You will always find a hostel in Ecuador. Folks have cottoned on to the potential economic benefits of having strangers in the home, and offer good deals country-wide. In cities, you will have the choice of single, double or dorm (often mixed sex). Often, there is a breakfast option, and in Quito, some hostels have free rum nights. As you head into the countryside, try to have at least a name or recommendation with you, else you’ll waste time hunting out the best (or cleanest) deal. If you’re in no hurry, take it as it comes. Word to the wise: in the countryside, things shut down as soon as it gets dark. You may have trouble rousing someone to answer the door or even direct you to the nearest place if you rock up after supper.

Hostels do not generally have hot water. They might say they do, but they don’t. Prices vary, and the countryside can accommodate you for $3 – $5, including breakfast. The Galapagos Islands, however, will set you back, at the cheapest, $8 – $10. The best way to accommodate yourself there (depending on your time frame) is to find a family or boarding house that you can rent for a month or two weeks.

Robyn Leslie
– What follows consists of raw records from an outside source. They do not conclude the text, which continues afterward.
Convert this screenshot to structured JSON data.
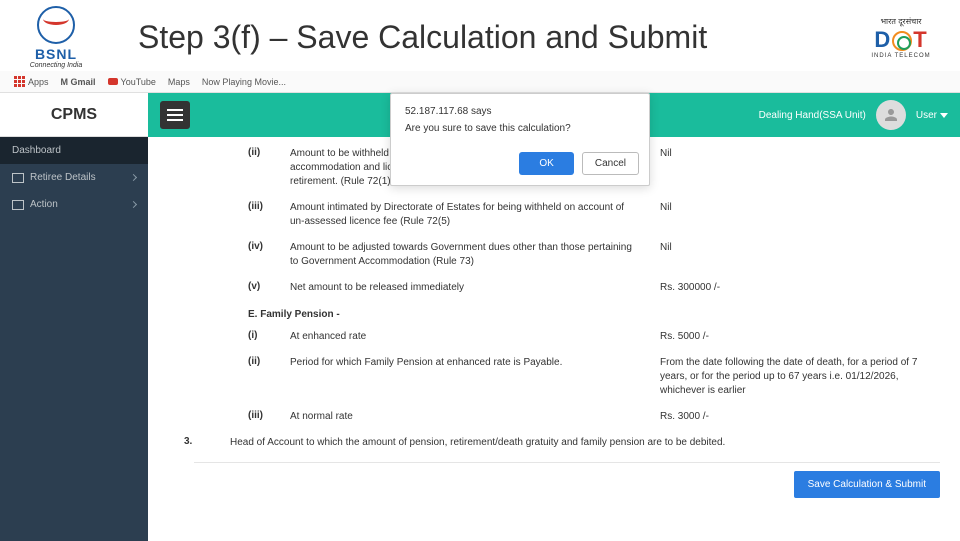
{
  "header": {
    "bsnl_text": "BSNL",
    "bsnl_tagline": "Connecting India",
    "title": "Step 3(f) – Save Calculation and Submit",
    "dot_hindi": "भारत दूरसंचार",
    "dot_sub": "INDIA TELECOM"
  },
  "bookmarks": {
    "apps": "Apps",
    "gmail": "M Gmail",
    "youtube": "YouTube",
    "maps": "Maps",
    "now": "Now Playing Movie..."
  },
  "topbar": {
    "brand": "CPMS",
    "role": "Dealing Hand(SSA Unit)",
    "user_menu": "User"
  },
  "sidebar": {
    "dashboard": "Dashboard",
    "retiree": "Retiree Details",
    "action": "Action"
  },
  "rows": {
    "ii": {
      "roman": "(ii)",
      "text": "Amount to be withheld as indicated by Directorate of Estates for Govt. accommodation and licence fee for retention of Govt. accommodation beyond retirement. (Rule 72(1) and 72(4)",
      "val": "Nil"
    },
    "iii": {
      "roman": "(iii)",
      "text": "Amount intimated by Directorate of Estates for being withheld on account of un-assessed licence fee (Rule 72(5)",
      "val": "Nil"
    },
    "iv": {
      "roman": "(iv)",
      "text": "Amount to be adjusted towards Government dues other than those pertaining to Government Accommodation (Rule 73)",
      "val": "Nil"
    },
    "v": {
      "roman": "(v)",
      "text": "Net amount to be released immediately",
      "val": "Rs. 300000 /-"
    }
  },
  "section_e": "E. Family Pension -",
  "fp": {
    "i": {
      "roman": "(i)",
      "text": "At enhanced rate",
      "val": "Rs. 5000 /-"
    },
    "ii": {
      "roman": "(ii)",
      "text": "Period for which Family Pension at enhanced rate is Payable.",
      "val": "From the date following the date of death, for a period of 7 years, or for the period up to 67 years i.e. 01/12/2026, whichever is earlier"
    },
    "iii": {
      "roman": "(iii)",
      "text": "At normal rate",
      "val": "Rs. 3000 /-"
    }
  },
  "item3": {
    "num": "3.",
    "text": "Head of Account to which the amount of pension, retirement/death gratuity and family pension are to be debited."
  },
  "submit_btn": "Save Calculation & Submit",
  "dialog": {
    "host": "52.187.117.68 says",
    "msg": "Are you sure to save this calculation?",
    "ok": "OK",
    "cancel": "Cancel"
  }
}
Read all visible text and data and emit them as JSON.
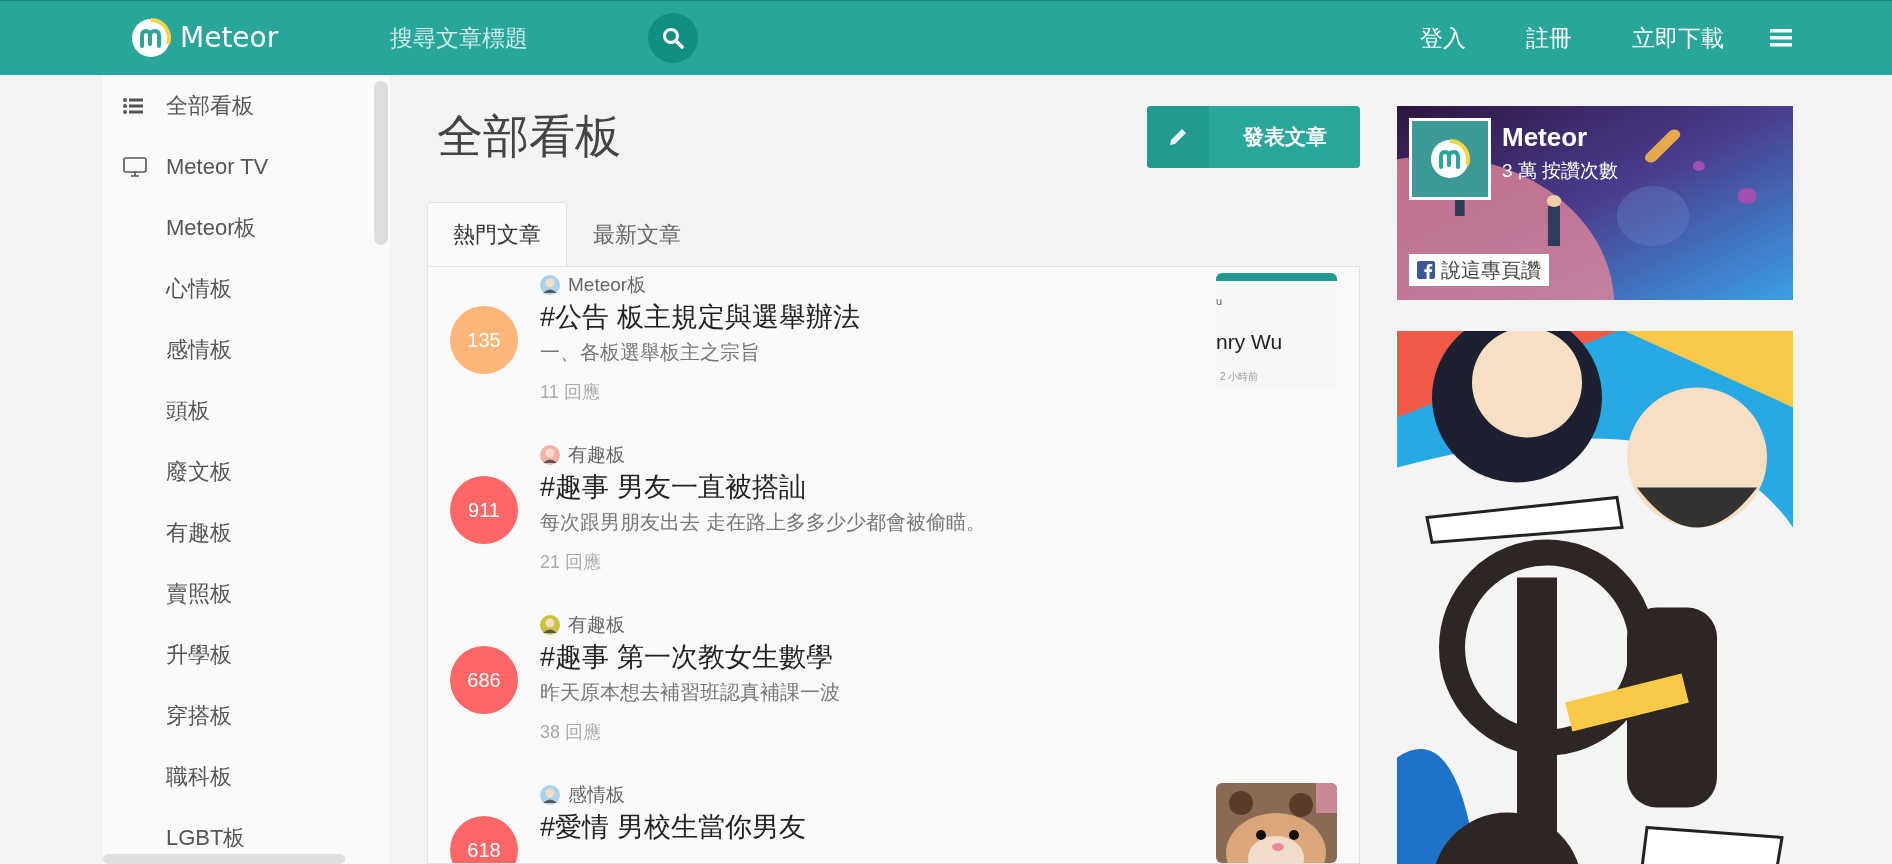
{
  "header": {
    "brand": "Meteor",
    "search": {
      "placeholder": "搜尋文章標題"
    },
    "nav": [
      "登入",
      "註冊",
      "立即下載"
    ]
  },
  "sidebar": {
    "items": [
      {
        "label": "全部看板",
        "kind": "list"
      },
      {
        "label": "Meteor TV",
        "kind": "tv"
      },
      {
        "label": "Meteor板",
        "kind": "plain"
      },
      {
        "label": "心情板",
        "kind": "plain"
      },
      {
        "label": "感情板",
        "kind": "plain"
      },
      {
        "label": "頭板",
        "kind": "plain"
      },
      {
        "label": "廢文板",
        "kind": "plain"
      },
      {
        "label": "有趣板",
        "kind": "plain"
      },
      {
        "label": "賣照板",
        "kind": "plain"
      },
      {
        "label": "升學板",
        "kind": "plain"
      },
      {
        "label": "穿搭板",
        "kind": "plain"
      },
      {
        "label": "職科板",
        "kind": "plain"
      },
      {
        "label": "LGBT板",
        "kind": "plain"
      }
    ]
  },
  "main": {
    "title": "全部看板",
    "post_button": "發表文章",
    "tabs": [
      {
        "label": "熱門文章",
        "selected": true
      },
      {
        "label": "最新文章",
        "selected": false
      }
    ],
    "posts": [
      {
        "score": "135",
        "color": "#fdb57a",
        "board": "Meteor板",
        "title": "#公告 板主規定與選舉辦法",
        "excerpt": "一、各板選舉板主之宗旨",
        "replies": "11 回應",
        "thumbnail": {
          "kind": "card",
          "lines": [
            "u",
            "nry Wu",
            "2 小時前"
          ]
        }
      },
      {
        "score": "911",
        "color": "#ff6666",
        "board": "有趣板",
        "title": "#趣事 男友一直被搭訕",
        "excerpt": "每次跟男朋友出去 走在路上多多少少都會被偷瞄。",
        "replies": "21 回應"
      },
      {
        "score": "686",
        "color": "#ff6666",
        "board": "有趣板",
        "title": "#趣事 第一次教女生數學",
        "excerpt": "昨天原本想去補習班認真補課一波",
        "replies": "38 回應"
      },
      {
        "score": "618",
        "color": "#ff6666",
        "board": "感情板",
        "title": "#愛情 男校生當你男友"
      }
    ]
  },
  "fb_widget": {
    "name": "Meteor",
    "likes": "3 萬 按讚次數",
    "like_button": "說這專頁讚"
  }
}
I am a South African, which means I like sunshine and sticky-tape coins together so no-one knows I have money in my pocket. An environmental scientist by qualification, I studied at the University of Cape Town. My years there taught me about the grand narratives of communism, neo-liberalism and post-modernism, and how shitty people can be when they can't find a spot to park their car. After that I needed a break and went off to South America, where I lived and worked for a year. Now I am freelancing as a writer and holding out for a job that combines a morally specific mission with valuable, practical development goals. With a salary. Hmmm. By the way, I was just being snarky before. South Africa is totally safe. Really. Come and visit.